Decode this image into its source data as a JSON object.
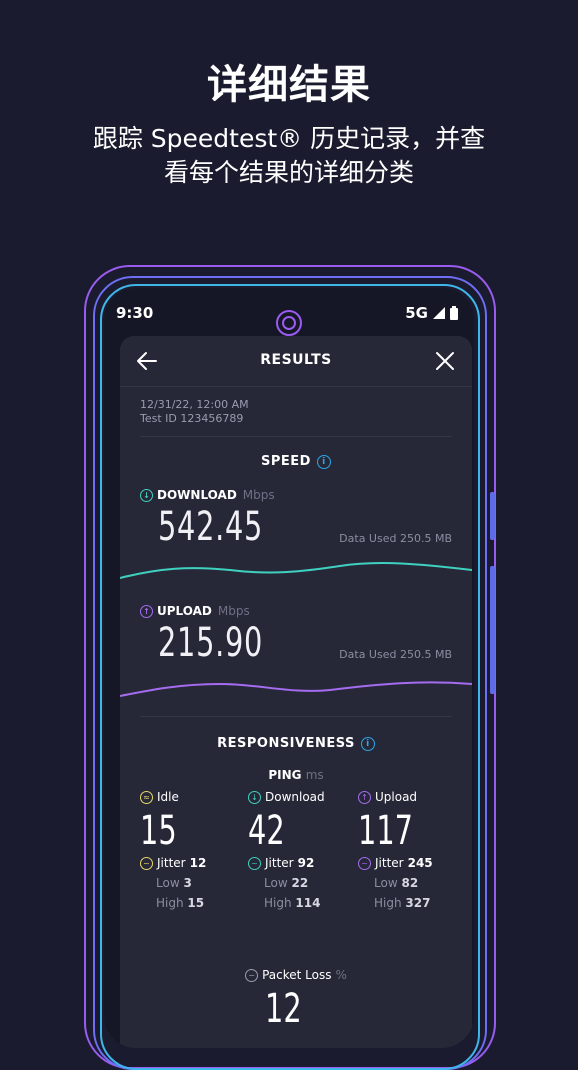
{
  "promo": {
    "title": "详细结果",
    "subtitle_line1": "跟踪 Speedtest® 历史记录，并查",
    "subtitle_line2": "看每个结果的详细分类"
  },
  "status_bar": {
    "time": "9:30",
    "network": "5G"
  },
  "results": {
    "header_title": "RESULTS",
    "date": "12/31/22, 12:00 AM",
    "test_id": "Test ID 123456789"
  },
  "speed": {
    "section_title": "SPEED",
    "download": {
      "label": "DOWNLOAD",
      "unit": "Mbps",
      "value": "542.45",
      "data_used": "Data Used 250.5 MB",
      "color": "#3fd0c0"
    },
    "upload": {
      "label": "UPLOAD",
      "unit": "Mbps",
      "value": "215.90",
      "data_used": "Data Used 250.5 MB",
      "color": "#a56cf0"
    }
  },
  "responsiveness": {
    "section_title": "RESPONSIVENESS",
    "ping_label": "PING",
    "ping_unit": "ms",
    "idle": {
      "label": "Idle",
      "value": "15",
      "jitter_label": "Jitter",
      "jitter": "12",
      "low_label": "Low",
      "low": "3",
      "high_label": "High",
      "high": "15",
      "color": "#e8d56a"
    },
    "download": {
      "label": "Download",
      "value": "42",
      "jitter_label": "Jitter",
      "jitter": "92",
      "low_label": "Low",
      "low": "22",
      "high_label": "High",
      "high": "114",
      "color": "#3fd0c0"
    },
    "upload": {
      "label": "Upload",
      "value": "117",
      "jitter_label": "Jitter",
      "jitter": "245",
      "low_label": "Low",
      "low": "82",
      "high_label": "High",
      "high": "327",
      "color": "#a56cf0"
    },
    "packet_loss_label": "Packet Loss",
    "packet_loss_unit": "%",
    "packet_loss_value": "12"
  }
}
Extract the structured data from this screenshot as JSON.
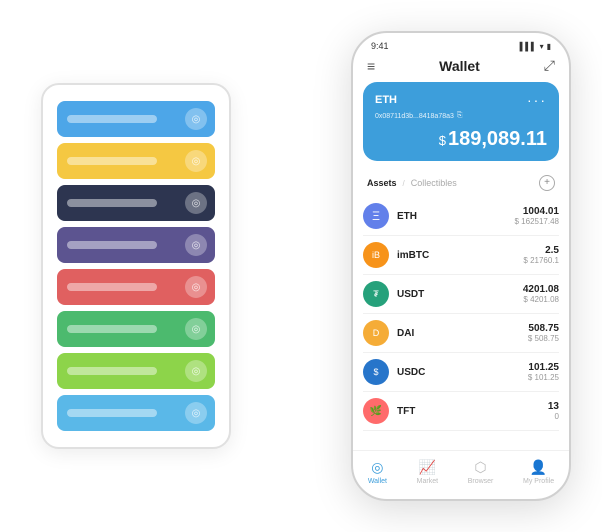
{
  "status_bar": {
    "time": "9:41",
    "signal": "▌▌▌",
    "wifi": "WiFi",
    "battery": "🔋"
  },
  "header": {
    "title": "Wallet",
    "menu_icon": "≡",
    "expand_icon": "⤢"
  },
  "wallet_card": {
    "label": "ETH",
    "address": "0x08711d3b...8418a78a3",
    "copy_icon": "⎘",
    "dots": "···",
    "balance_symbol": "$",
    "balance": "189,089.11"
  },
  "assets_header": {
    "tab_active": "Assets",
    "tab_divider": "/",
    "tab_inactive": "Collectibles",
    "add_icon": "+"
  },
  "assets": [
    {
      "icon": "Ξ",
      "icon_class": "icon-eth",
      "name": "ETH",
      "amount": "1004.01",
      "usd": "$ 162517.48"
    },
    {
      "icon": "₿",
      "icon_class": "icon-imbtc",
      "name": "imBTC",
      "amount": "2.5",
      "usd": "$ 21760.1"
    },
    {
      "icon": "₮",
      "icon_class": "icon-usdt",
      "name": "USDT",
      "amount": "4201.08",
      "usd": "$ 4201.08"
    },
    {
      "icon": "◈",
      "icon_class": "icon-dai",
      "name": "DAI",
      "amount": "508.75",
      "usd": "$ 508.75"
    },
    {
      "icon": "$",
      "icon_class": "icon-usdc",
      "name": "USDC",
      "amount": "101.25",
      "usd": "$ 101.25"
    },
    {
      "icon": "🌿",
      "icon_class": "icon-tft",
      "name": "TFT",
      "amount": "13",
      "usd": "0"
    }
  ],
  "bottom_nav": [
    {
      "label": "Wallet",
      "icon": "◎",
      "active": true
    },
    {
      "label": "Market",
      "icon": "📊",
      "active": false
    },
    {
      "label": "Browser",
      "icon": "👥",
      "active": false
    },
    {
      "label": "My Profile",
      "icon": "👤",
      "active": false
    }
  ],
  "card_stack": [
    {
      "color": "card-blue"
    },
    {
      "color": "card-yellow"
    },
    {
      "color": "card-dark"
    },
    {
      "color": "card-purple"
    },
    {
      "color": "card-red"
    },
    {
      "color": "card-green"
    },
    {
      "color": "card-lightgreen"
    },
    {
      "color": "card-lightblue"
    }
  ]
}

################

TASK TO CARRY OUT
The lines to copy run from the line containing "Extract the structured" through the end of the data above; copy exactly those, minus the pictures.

FINISHED TASK
Extract the structured data from this screenshot as JSON.
{
  "status_bar": {
    "time": "9:41",
    "signal": "▌▌▌",
    "wifi": "WiFi",
    "battery": "🔋"
  },
  "header": {
    "title": "Wallet",
    "menu_icon": "≡",
    "expand_icon": "⤢"
  },
  "wallet_card": {
    "label": "ETH",
    "address": "0x08711d3b...8418a78a3",
    "copy_icon": "⎘",
    "dots": "···",
    "balance_symbol": "$",
    "balance": "189,089.11"
  },
  "assets_header": {
    "tab_active": "Assets",
    "tab_divider": "/",
    "tab_inactive": "Collectibles",
    "add_icon": "+"
  },
  "assets": [
    {
      "icon": "Ξ",
      "icon_class": "icon-eth",
      "name": "ETH",
      "amount": "1004.01",
      "usd": "$ 162517.48"
    },
    {
      "icon": "₿",
      "icon_class": "icon-imbtc",
      "name": "imBTC",
      "amount": "2.5",
      "usd": "$ 21760.1"
    },
    {
      "icon": "₮",
      "icon_class": "icon-usdt",
      "name": "USDT",
      "amount": "4201.08",
      "usd": "$ 4201.08"
    },
    {
      "icon": "◈",
      "icon_class": "icon-dai",
      "name": "DAI",
      "amount": "508.75",
      "usd": "$ 508.75"
    },
    {
      "icon": "$",
      "icon_class": "icon-usdc",
      "name": "USDC",
      "amount": "101.25",
      "usd": "$ 101.25"
    },
    {
      "icon": "🌿",
      "icon_class": "icon-tft",
      "name": "TFT",
      "amount": "13",
      "usd": "0"
    }
  ],
  "bottom_nav": [
    {
      "label": "Wallet",
      "icon": "◎",
      "active": true
    },
    {
      "label": "Market",
      "icon": "📊",
      "active": false
    },
    {
      "label": "Browser",
      "icon": "👥",
      "active": false
    },
    {
      "label": "My Profile",
      "icon": "👤",
      "active": false
    }
  ],
  "card_stack": [
    {
      "color": "card-blue"
    },
    {
      "color": "card-yellow"
    },
    {
      "color": "card-dark"
    },
    {
      "color": "card-purple"
    },
    {
      "color": "card-red"
    },
    {
      "color": "card-green"
    },
    {
      "color": "card-lightgreen"
    },
    {
      "color": "card-lightblue"
    }
  ]
}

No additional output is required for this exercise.